● Exercise input:
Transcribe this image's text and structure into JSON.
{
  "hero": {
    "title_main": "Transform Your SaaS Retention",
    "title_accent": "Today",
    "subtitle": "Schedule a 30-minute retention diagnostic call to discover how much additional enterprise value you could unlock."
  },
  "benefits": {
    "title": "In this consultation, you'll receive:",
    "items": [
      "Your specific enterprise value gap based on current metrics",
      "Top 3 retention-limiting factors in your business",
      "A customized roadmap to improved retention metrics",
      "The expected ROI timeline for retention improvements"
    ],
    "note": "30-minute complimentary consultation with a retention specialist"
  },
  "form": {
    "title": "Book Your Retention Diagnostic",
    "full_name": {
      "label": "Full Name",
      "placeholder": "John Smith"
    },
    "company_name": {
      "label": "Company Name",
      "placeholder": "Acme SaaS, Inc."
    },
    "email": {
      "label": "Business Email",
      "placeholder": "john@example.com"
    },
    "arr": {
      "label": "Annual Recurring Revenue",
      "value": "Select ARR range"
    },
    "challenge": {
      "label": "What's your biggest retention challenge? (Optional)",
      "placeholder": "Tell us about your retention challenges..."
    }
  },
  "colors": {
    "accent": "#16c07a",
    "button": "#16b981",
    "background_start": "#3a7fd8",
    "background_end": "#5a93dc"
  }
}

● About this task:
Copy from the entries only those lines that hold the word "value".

● Exercise solution:
    "subtitle": "Schedule a 30-minute retention diagnostic call to discover how much additional enterprise value you could unlock."
      "Your specific enterprise value gap based on current metrics",
      "value": "Select ARR range"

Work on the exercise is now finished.